Is Meituan-Dianping ready for an IPO? Reuters thinks not. The Chinese start-up offering services from food delivery to transport has appointed advisors to prepare for a Hong Kong listing, which will bring its valuation up to $60 billion, but it has not been consistently profitable and a transition to public markets will distract founder Wang Xing and his team, said the commentary. Reuters
Sales frenzy. Tencent president Martin Lau sold 1 million of his shares in the company, reducing his stake to 0.48 percent from 0.49 percent. Tencent lost more than $51 billion in market value in two days last week on news of largest shareholder Nasper Inc’s 2 percent stake reduction for $9.8 billion, and also management’s warning of margin pressure. Reuters

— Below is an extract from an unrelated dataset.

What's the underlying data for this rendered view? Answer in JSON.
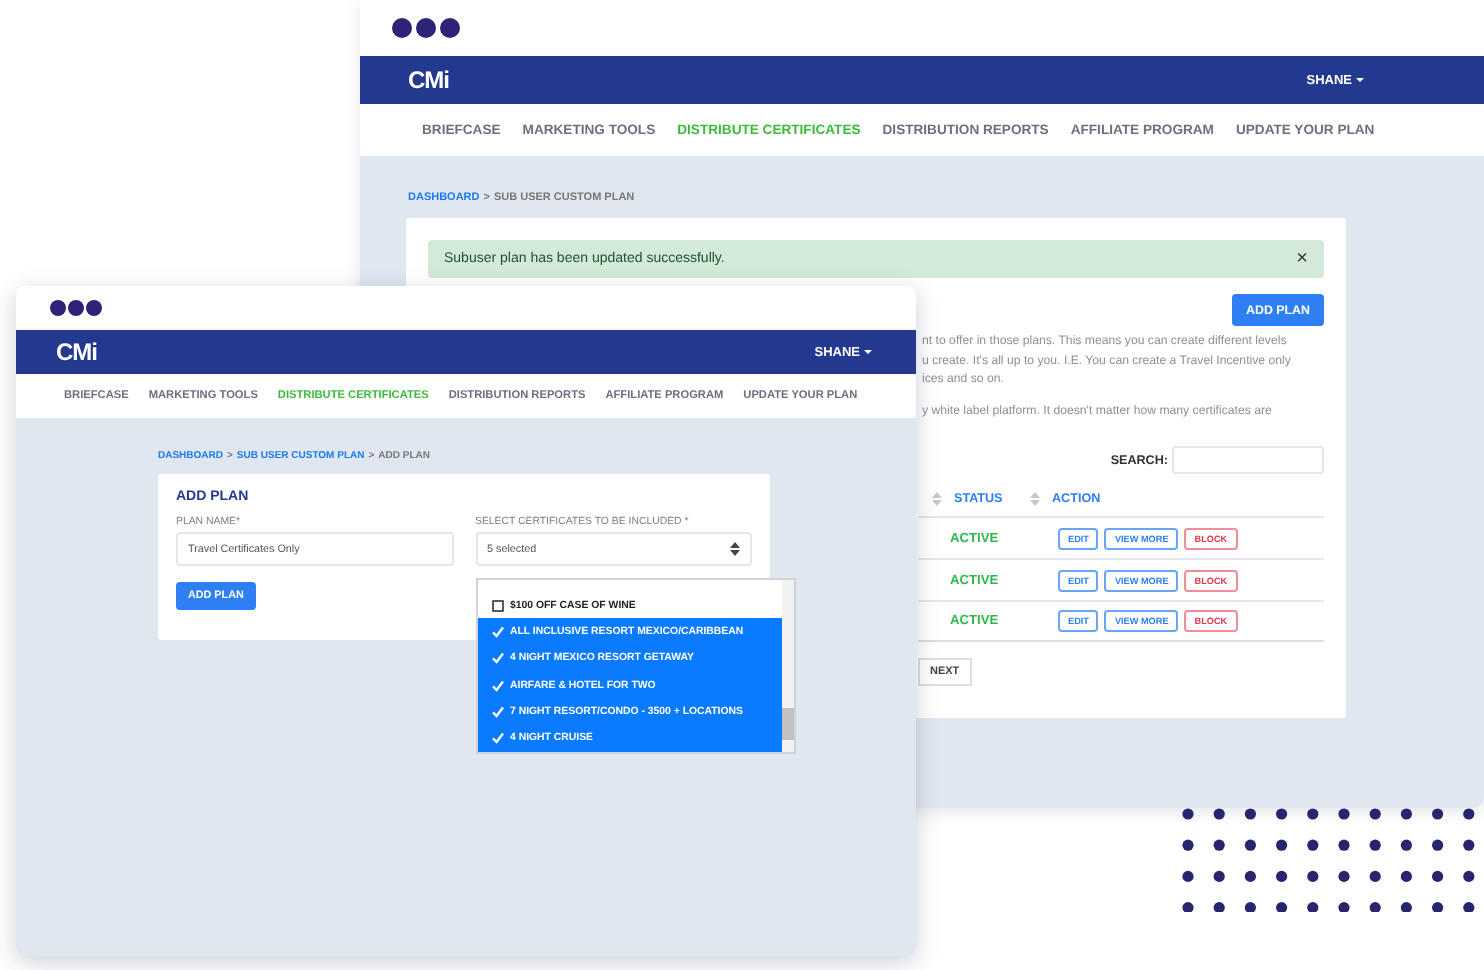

Still hungry. Fosun International, the acquisitive Chinese conglomerate that owns Club Med and a stake in Cirque du Soleil, has plans to invest 20 billion yuan ($3.2 billion) in biotech, fintech and artificial intelligence technology in the next three years. This number will grow to at least 100 billion yuan in the next ten years, its executives added. South China Morning Post
In Case You Missed It
Xi adopts fatherly tone with wayward Kim Financial Times
Kim in Beijing: Why Xi’s still the one he needs to see BBC
Chinese e-commerce giant JD.com to list overseas apartments Financial Times
First licence for drone deliveries in China goes to SF Express TechNode
The world’s first blockchain toothbrush lets you mine coins by brushing your teeth TechNode
After Dominating The Consumer Drone Market, DJI Sets Its Sights On The Business World Fast Company
How clean indoor air is becoming China’s latest luxury must-have The Guardian
China is not impressed with McDonald’s famed Szechuan sauce Quartz
Politics and Policy
And the ‘twain shall meet. North and South Korea this week penciled in April 27 as the date for their first meeting since 2007 – and the first time current North Korean leader Kim Jong-un will hold a summit with South Korea. Kim will meet with South Korean president Moon Jae-in at the border village of Panmunjom. Meanwhile, Chinese internet regulators have been busy scrubbing China’s social media of references to Kim, who has been affectionately referred to by Chinese internet users as “Kim Pig,” “Third fat kid,” and their favorite, “Kim Fatty.” Quartz
This or that. Chinese and North Korean state media are reporting differing accounts of North Korean leader Kim Jong Un’s fence-mending trip to China, which hint at the enduring friction between Beijing and Pyongyang, says the Wall Street Journal. Chinese accounts highlighted the leaders’ discussions of relations and tensions while North Korean accounts played up the pageantry of the visit this week. Wall Street Journal
Bishop’s back. Bishop Chinese police have released Vincent Guo Xijin, an underground bishop operating in China’s Fujian province, after holding him for a day and banning him from attending mass, as Beijing and the Vatican prepare to seal a historic agreement on the appointment of prelates. Guo had been earlier asked by the Vatican to step aside for a prelate approved by China’s Communist government. South China Morning Post